EU Proposes Strict Regulations for AI
- By John K. Waters
The European Union this week unveiled its first proposed regulations for artificial intelligence (AI) technology, along with a strategy for handling personal digital data. The new regs provide guidance around such AI use cases as autonomous vehicles and biometric IDs.
Published online by the European Commission, the proposed regulations would apply to "high-risk" uses of AI in areas such as health care, transportation and criminal justice. The criteria to determine risk would include such considerations as whether a person might get hurt, say, by a self-driving car or a medical device, and how much influence a human has on an AI's decision in areas like job recruiting and law enforcement.
The EU also indicated it wants to end black box AIs implementation by requiring human oversight over everything, including the large data sets used in training AI systems. The rules would ensure that that data was legally obtained, traceable to its source, and sufficiently broad to train the system. "An AI system needs to be technically robust and accurate in order to be trustworthy," said EU commissioner Margrethe Vestager in a statement.
The regulations would also establish culpability, answering the question, who is responsible for an AI system's actions, the person/entity using it, or the one who designed it? High-risk applications would have to be shown to be compliant with the rules before being deployed in the European Union. The commission also plans to offer a "trustworthy AI" certification, to encourage voluntary compliance in low-risk uses. Certified systems later found to have breached the rules could face fines.
The EU's stricter regs are meant, in part, to distinguish the region from the U.S. and China, which have been reluctant to impose restrictions that might slow their respective marches toward AI supremacy. Europe will "develop and pursue its own path to become a globally competitive, value-based and inclusive digital economy and society, while continuing to be an open but rules-based market, and to work closely with its international partners," the European Commission said in a statement.

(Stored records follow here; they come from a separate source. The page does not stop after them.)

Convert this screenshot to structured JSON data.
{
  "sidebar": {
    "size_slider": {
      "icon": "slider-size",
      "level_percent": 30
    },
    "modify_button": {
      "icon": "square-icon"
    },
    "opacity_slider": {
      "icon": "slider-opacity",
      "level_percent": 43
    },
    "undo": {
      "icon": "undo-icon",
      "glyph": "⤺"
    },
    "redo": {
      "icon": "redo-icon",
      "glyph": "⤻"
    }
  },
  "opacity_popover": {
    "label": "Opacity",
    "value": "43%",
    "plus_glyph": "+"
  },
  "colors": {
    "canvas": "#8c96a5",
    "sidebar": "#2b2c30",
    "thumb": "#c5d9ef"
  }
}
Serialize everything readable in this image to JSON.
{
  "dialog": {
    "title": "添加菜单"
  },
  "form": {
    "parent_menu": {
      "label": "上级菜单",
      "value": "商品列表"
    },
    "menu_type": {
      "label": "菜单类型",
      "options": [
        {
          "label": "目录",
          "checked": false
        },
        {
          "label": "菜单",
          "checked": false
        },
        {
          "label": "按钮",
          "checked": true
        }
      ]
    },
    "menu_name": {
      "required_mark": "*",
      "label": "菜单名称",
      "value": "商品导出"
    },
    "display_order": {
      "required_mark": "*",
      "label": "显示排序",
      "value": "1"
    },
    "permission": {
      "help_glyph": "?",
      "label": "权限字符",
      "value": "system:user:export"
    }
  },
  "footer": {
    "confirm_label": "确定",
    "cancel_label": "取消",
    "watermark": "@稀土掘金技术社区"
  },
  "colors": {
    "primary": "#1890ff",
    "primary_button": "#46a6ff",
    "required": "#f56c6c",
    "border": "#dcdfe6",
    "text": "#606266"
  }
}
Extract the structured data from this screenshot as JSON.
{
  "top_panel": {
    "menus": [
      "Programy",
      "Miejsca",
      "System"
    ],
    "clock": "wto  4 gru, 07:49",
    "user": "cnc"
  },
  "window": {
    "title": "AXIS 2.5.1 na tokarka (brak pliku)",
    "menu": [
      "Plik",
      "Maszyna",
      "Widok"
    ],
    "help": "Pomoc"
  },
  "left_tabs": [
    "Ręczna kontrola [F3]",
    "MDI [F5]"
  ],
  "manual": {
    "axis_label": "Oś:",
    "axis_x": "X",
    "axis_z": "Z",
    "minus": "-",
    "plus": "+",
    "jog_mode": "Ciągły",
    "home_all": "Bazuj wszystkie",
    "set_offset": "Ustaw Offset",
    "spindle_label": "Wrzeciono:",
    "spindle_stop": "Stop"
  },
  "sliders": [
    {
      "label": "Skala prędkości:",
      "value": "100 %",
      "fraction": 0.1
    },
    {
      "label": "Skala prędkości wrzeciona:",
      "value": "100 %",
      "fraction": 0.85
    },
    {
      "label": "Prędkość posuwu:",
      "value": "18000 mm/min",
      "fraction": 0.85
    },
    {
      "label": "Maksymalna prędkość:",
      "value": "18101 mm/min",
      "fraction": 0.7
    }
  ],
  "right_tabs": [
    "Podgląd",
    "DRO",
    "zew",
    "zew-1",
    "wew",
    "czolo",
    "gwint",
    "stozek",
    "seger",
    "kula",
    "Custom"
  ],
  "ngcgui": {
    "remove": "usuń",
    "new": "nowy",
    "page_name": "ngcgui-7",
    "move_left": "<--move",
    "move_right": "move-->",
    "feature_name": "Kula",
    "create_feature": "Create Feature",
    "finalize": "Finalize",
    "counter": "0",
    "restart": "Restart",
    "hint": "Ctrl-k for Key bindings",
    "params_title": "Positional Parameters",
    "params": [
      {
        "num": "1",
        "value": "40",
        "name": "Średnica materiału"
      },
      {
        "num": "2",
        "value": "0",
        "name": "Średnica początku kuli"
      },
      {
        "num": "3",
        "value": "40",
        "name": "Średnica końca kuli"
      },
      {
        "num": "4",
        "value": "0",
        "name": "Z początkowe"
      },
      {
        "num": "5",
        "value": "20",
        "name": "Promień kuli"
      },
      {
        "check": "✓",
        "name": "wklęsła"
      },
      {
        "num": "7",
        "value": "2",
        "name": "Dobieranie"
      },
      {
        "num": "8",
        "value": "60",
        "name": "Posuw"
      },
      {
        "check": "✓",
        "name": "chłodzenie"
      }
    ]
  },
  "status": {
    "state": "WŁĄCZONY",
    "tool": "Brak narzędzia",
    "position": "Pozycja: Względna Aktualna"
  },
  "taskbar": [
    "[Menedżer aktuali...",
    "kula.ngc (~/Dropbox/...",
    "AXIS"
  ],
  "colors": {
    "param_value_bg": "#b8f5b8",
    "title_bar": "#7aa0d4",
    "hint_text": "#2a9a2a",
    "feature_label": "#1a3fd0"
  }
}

The EU's proposed rules were not unexpected. By 2022, 85 percent of AI projects will deliver erroneous outcomes due to bias in data, algorithms, and the AI teams themselves, Gartner analysts believe. "In a time where algorithms have access to large data sets and are making critical decisions," the firm said in an email, "responsible development and deployment of AI systems is top of mind for business leaders and governments alike."
"We want every citizen, every employee, every business to stand a fair chance to reap the benefits of digitalization," said Vestager, who is also executive vice president of A Europe Fit for the Digital Age. "Whether that means driving more safely or polluting less thanks to connected cars; or even saving lives with AI-driven medical imagery that allows doctors to detect diseases earlier than ever before."
The proposal regs are not final. The European Commission is allowing 12 weeks for input from experts, lobby groups, and the public. The final regulation will need to be approved by the European Parliament and national governments, probably no sooner than 2021.
John K. Waters is the editor in chief of a number of Converge360.com sites, with a focus on high-end development, AI and future tech. He's been writing about cutting-edge technologies and culture of Silicon Valley for more than two decades, and he's written more than a dozen books. He also co-scripted the documentary film Silicon Valley: A 100 Year Renaissance, which aired on PBS. He can be reached at firstname.lastname@example.org.